At the 2018 ILA Berlin Air Show from April 25–29, the Fraunhofer Institute for Laser Technology ILT is showcasing extreme high-speed Laser Material Deposition (EHLA): A video documents how for metal components that are highly loaded, EHLA has already proved itself as an alternative to hard chrome plating, which is now allowed only under special conditions.

When the EU restricted the use of hexavalent chromium compounds to special applications requiring authorization, the move prompted a rethink in the surface...

Im Focus: Radar for navigation support from autonomous flying drones

At the ILA Berlin, hall 4, booth 202, Fraunhofer FHR will present two radar sensors for navigation support of drones. The sensors are valuable components in the implementation of autonomous flying drones: they function as obstacle detectors to prevent collisions. Radar sensors also operate reliably in restricted visibility, e.g. in foggy or dusty conditions. Due to their ability to measure distances with high precision, the radar sensors can also be used as altimeters when other sources of information such as barometers or GPS are not available or cannot operate optimally.
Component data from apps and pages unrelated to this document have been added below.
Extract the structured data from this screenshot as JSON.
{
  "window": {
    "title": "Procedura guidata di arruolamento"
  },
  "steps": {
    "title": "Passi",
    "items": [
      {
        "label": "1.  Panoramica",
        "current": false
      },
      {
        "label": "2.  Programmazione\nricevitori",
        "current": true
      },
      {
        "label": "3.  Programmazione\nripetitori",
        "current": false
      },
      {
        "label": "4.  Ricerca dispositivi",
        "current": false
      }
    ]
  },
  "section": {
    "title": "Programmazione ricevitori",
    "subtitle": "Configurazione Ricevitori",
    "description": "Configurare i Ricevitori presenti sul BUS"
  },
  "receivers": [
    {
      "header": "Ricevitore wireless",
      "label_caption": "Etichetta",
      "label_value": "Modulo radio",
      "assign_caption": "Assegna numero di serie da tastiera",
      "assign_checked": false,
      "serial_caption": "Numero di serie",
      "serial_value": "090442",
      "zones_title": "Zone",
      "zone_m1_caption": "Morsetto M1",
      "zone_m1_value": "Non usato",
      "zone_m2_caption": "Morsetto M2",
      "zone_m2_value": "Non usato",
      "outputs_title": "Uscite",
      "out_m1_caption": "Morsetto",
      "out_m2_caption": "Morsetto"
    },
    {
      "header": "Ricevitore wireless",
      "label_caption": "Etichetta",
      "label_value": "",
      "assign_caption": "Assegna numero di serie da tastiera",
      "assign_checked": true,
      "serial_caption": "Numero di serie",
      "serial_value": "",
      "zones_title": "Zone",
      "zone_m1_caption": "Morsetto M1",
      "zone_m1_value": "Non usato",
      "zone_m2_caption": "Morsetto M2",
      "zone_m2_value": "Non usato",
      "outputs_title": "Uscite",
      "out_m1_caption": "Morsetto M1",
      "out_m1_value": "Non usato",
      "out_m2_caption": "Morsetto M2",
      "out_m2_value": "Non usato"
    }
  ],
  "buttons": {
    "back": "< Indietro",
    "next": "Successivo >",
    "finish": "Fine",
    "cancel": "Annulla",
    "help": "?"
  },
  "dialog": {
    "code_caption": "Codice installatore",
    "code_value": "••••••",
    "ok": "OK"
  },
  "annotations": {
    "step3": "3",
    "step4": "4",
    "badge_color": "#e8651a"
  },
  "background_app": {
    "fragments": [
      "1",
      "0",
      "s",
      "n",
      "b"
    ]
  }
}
Drones play an increasingly important role in the area of logistics and services. Well-known logistic companies place great hope in these compact, aerial...

All Focus news of the innovation-report >>>



Industry & Economy
Event News

Ultrafast Wireless and Chip Design at the DATE Conference in Dresden

16.03.2018 | Event News

International Tinnitus Conference of the Tinnitus Research Initiative in Regensburg

13.03.2018 | Event News

International Virtual Reality Conference “IEEE VR 2018” comes to Reutlingen, Germany

08.03.2018 | Event News

Latest News

Wandering greenhouse gas

16.03.2018 | Earth Sciences

'Frequency combs' ID chemicals within the mid-infrared spectral region

16.03.2018 | Physics and Astronomy

Biologists unravel another mystery of what makes DNA go 'loopy'

16.03.2018 | Life Sciences

Science & Research
Overview of more VideoLinks >>>